Listed entries below:
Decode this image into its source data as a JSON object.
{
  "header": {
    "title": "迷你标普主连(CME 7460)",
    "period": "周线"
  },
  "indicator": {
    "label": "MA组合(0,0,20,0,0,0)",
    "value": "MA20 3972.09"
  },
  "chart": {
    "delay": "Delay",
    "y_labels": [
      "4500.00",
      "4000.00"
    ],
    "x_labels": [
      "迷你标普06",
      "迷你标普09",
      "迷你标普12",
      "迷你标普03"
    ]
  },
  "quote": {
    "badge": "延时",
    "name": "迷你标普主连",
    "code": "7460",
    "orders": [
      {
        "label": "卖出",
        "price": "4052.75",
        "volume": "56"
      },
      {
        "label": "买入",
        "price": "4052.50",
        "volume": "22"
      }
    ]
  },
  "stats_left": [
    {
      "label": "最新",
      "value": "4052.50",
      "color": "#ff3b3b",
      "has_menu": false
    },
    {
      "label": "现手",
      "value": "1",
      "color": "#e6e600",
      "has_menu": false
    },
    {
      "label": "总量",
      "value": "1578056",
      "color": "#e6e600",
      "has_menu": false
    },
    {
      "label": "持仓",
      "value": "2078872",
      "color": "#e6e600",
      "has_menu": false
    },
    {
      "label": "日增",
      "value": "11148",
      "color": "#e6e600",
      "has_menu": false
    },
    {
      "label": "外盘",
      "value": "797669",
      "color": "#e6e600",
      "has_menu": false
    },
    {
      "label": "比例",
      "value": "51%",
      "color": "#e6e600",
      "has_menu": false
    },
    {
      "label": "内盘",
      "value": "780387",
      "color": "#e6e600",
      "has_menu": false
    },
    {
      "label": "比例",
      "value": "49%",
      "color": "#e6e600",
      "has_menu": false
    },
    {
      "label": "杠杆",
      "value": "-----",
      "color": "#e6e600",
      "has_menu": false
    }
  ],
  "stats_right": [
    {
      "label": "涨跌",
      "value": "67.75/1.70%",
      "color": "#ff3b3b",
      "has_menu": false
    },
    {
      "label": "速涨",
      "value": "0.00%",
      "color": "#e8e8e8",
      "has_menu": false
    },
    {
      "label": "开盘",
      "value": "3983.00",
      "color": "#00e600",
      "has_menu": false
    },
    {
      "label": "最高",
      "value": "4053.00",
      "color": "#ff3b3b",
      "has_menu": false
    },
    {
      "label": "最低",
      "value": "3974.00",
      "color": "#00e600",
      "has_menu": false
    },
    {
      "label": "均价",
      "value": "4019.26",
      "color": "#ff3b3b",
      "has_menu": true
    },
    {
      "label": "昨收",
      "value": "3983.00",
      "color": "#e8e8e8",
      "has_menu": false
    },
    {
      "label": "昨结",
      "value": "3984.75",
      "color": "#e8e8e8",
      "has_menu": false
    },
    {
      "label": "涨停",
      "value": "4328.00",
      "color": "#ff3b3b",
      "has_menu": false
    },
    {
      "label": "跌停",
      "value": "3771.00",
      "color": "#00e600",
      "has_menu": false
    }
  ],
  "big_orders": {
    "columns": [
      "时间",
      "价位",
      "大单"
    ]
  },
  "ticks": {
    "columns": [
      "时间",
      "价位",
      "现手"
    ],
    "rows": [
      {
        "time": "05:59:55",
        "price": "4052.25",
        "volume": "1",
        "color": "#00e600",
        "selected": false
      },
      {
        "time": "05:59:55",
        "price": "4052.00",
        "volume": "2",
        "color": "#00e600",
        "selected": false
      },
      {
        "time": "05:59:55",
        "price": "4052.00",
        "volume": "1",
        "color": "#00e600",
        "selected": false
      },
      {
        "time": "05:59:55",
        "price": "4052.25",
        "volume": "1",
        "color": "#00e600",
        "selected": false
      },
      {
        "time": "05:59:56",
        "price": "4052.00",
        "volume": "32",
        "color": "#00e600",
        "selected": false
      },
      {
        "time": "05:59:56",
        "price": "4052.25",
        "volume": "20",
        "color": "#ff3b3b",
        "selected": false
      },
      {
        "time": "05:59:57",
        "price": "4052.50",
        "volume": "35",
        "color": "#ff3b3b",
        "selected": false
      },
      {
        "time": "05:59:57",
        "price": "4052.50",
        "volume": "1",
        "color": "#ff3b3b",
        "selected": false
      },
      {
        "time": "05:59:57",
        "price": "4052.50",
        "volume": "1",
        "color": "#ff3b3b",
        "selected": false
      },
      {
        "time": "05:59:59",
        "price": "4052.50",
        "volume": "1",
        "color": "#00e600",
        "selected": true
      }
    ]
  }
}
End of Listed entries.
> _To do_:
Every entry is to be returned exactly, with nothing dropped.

> _Exercise solution_:
Decode this image into its source data as a JSON object.
{
  "header": {
    "title": "迷你标普主连(CME 7460)",
    "period": "周线"
  },
  "indicator": {
    "label": "MA组合(0,0,20,0,0,0)",
    "value": "MA20 3972.09"
  },
  "chart": {
    "delay": "Delay",
    "y_labels": [
      "4500.00",
      "4000.00"
    ],
    "x_labels": [
      "迷你标普06",
      "迷你标普09",
      "迷你标普12",
      "迷你标普03"
    ]
  },
  "quote": {
    "badge": "延时",
    "name": "迷你标普主连",
    "code": "7460",
    "orders": [
      {
        "label": "卖出",
        "price": "4052.75",
        "volume": "56"
      },
      {
        "label": "买入",
        "price": "4052.50",
        "volume": "22"
      }
    ]
  },
  "stats_left": [
    {
      "label": "最新",
      "value": "4052.50",
      "color": "#ff3b3b",
      "has_menu": false
    },
    {
      "label": "现手",
      "value": "1",
      "color": "#e6e600",
      "has_menu": false
    },
    {
      "label": "总量",
      "value": "1578056",
      "color": "#e6e600",
      "has_menu": false
    },
    {
      "label": "持仓",
      "value": "2078872",
      "color": "#e6e600",
      "has_menu": false
    },
    {
      "label": "日增",
      "value": "11148",
      "color": "#e6e600",
      "has_menu": false
    },
    {
      "label": "外盘",
      "value": "797669",
      "color": "#e6e600",
      "has_menu": false
    },
    {
      "label": "比例",
      "value": "51%",
      "color": "#e6e600",
      "has_menu": false
    },
    {
      "label": "内盘",
      "value": "780387",
      "color": "#e6e600",
      "has_menu": false
    },
    {
      "label": "比例",
      "value": "49%",
      "color": "#e6e600",
      "has_menu": false
    },
    {
      "label": "杠杆",
      "value": "-----",
      "color": "#e6e600",
      "has_menu": false
    }
  ],
  "stats_right": [
    {
      "label": "涨跌",
      "value": "67.75/1.70%",
      "color": "#ff3b3b",
      "has_menu": false
    },
    {
      "label": "速涨",
      "value": "0.00%",
      "color": "#e8e8e8",
      "has_menu": false
    },
    {
      "label": "开盘",
      "value": "3983.00",
      "color": "#00e600",
      "has_menu": false
    },
    {
      "label": "最高",
      "value": "4053.00",
      "color": "#ff3b3b",
      "has_menu": false
    },
    {
      "label": "最低",
      "value": "3974.00",
      "color": "#00e600",
      "has_menu": false
    },
    {
      "label": "均价",
      "value": "4019.26",
      "color": "#ff3b3b",
      "has_menu": true
    },
    {
      "label": "昨收",
      "value": "3983.00",
      "color": "#e8e8e8",
      "has_menu": false
    },
    {
      "label": "昨结",
      "value": "3984.75",
      "color": "#e8e8e8",
      "has_menu": false
    },
    {
      "label": "涨停",
      "value": "4328.00",
      "color": "#ff3b3b",
      "has_menu": false
    },
    {
      "label": "跌停",
      "value": "3771.00",
      "color": "#00e600",
      "has_menu": false
    }
  ],
  "big_orders": {
    "columns": [
      "时间",
      "价位",
      "大单"
    ]
  },
  "ticks": {
    "columns": [
      "时间",
      "价位",
      "现手"
    ],
    "rows": [
      {
        "time": "05:59:55",
        "price": "4052.25",
        "volume": "1",
        "color": "#00e600",
        "selected": false
      },
      {
        "time": "05:59:55",
        "price": "4052.00",
        "volume": "2",
        "color": "#00e600",
        "selected": false
      },
      {
        "time": "05:59:55",
        "price": "4052.00",
        "volume": "1",
        "color": "#00e600",
        "selected": false
      },
      {
        "time": "05:59:55",
        "price": "4052.25",
        "volume": "1",
        "color": "#00e600",
        "selected": false
      },
      {
        "time": "05:59:56",
        "price": "4052.00",
        "volume": "32",
        "color": "#00e600",
        "selected": false
      },
      {
        "time": "05:59:56",
        "price": "4052.25",
        "volume": "20",
        "color": "#ff3b3b",
        "selected": false
      },
      {
        "time": "05:59:57",
        "price": "4052.50",
        "volume": "35",
        "color": "#ff3b3b",
        "selected": false
      },
      {
        "time": "05:59:57",
        "price": "4052.50",
        "volume": "1",
        "color": "#ff3b3b",
        "selected": false
      },
      {
        "time": "05:59:57",
        "price": "4052.50",
        "volume": "1",
        "color": "#ff3b3b",
        "selected": false
      },
      {
        "time": "05:59:59",
        "price": "4052.50",
        "volume": "1",
        "color": "#00e600",
        "selected": true
      }
    ]
  }
}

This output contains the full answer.